“What we do at the summits, we always have a family member who has a relative living with them that has been diagnosed with dementia come in and share what they are going through and the struggles. We educate persons on how to care for them, because it is a frustrating and horrible disease. It is very taxing on family members and caregivers.”
At the last session, Ms Knowles said they touched on various types of dementia, such as Alzheimer’s, which is known as the most common type.
“We did an overview of dementia and spoke on Alzheimer’s specifically because it happens to be the leading type of dementia. We also spoke on vascular dementia, which is the second leading form. We did topics like “How Do You Manage This Person” and we ended with “Ways To Prevent Burn Out” with persons who are caregivers for dementia patients.
Ms Knowles said it is really important to focus on dementia because it is rapidly increasing and the older adult population is the fastest growing one.
According to Sandilands, “the Bahamas’ older persons population is 22,598 (65 years and older). This number is expected to continue to increase, and dementia is among the leading aliments of this population, not only in the Bahamas, but worldwide.”
Before the event last Friday, Ms Knowles said they hosted several sessions; one was held at the Geriatrics Hospital with health professionals and another in Grand Bahama where they spoke to social workers, doctors and nurses, educating on dementia so they can understand how to better care for these persons.
“In the Bahamas, this is vital because we are able to clarify misconceptions and dismiss stigmas and prejudices in relation to dementia. Back in the day we used to say, ‘Mommy doting or she forgetting,’ but we don’t want to actually accept the fact of a dementia diagnosis. A lot of us are in denial and we refuse to accept it. Social isolation and feelings of abandonment then comes. They are not really living a quality of life,” said Ms Knowles.
She said a lot of Dementia patient caregivers and relatives are embarrassed because eventually the person diagnosed does not remember who their loved ones are.
“One day your mother may call the police for you and say a stranger is in my house. We are trying to say to them, yes, it is frustrating, but there is a way to handle it and family support is key in caring for these individuals,” said Ms Knowles.
This is not the end for the Dementia Summit.
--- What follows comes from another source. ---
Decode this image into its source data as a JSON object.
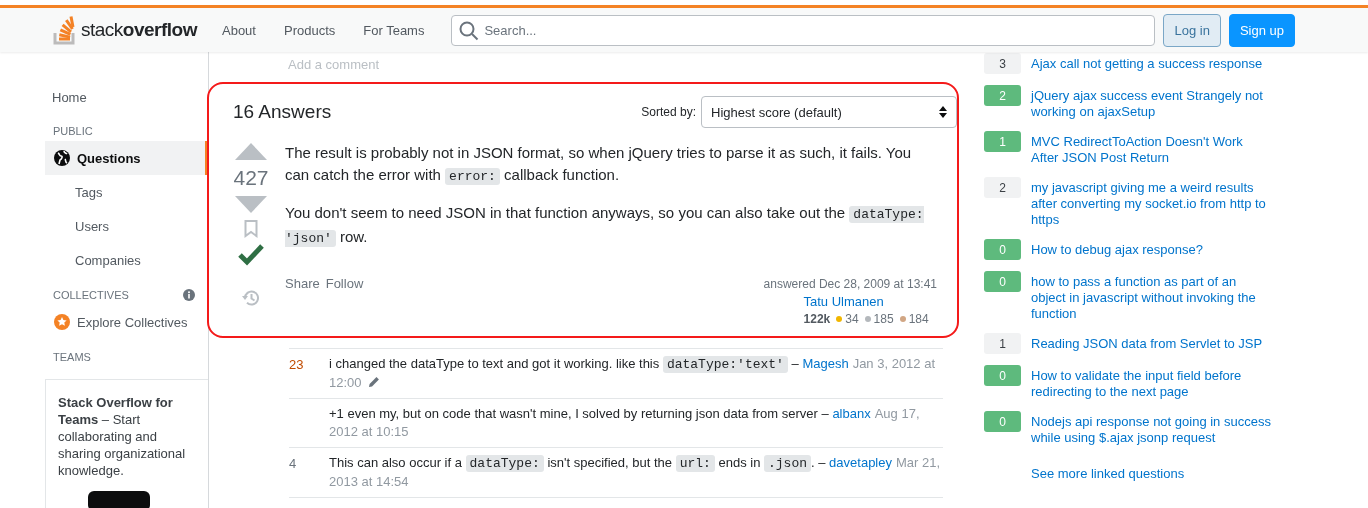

Ms Knowles said the committee plans to touch one island at a time and focus on public awareness.
“We want to develop a support group for dementia. Nassau and Grand Bahama already have committees, so we now want to take it further to the outer islands. We have to educate them because we don’t want information given out that isn’t factual or current,” she said.